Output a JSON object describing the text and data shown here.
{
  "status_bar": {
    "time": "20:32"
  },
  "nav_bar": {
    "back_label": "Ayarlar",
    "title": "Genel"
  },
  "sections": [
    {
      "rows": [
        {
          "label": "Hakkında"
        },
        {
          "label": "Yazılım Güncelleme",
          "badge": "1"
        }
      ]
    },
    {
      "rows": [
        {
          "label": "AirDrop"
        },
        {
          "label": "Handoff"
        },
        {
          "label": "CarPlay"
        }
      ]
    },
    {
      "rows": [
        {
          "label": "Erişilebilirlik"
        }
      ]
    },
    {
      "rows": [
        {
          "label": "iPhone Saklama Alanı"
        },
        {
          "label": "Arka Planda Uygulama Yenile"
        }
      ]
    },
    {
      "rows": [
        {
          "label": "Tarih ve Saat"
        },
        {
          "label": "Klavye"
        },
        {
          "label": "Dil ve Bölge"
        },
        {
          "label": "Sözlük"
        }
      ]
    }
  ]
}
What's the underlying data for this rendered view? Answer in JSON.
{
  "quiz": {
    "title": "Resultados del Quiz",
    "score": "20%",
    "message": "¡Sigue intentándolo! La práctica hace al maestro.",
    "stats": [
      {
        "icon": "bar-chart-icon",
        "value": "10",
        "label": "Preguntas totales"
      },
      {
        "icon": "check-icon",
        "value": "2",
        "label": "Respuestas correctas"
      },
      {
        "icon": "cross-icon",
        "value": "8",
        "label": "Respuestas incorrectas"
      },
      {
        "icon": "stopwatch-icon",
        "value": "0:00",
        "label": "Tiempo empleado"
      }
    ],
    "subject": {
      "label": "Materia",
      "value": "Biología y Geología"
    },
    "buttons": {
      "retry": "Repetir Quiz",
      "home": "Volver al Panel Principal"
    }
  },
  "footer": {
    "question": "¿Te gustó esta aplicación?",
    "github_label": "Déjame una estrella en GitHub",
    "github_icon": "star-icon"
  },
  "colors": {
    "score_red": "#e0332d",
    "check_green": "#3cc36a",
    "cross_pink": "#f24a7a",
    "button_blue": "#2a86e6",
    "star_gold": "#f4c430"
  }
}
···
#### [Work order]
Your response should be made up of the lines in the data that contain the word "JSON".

#### [Solution below]
Output a JSON object describing the text and data shown here.
What's the underlying data for this rendered view? Answer in JSON.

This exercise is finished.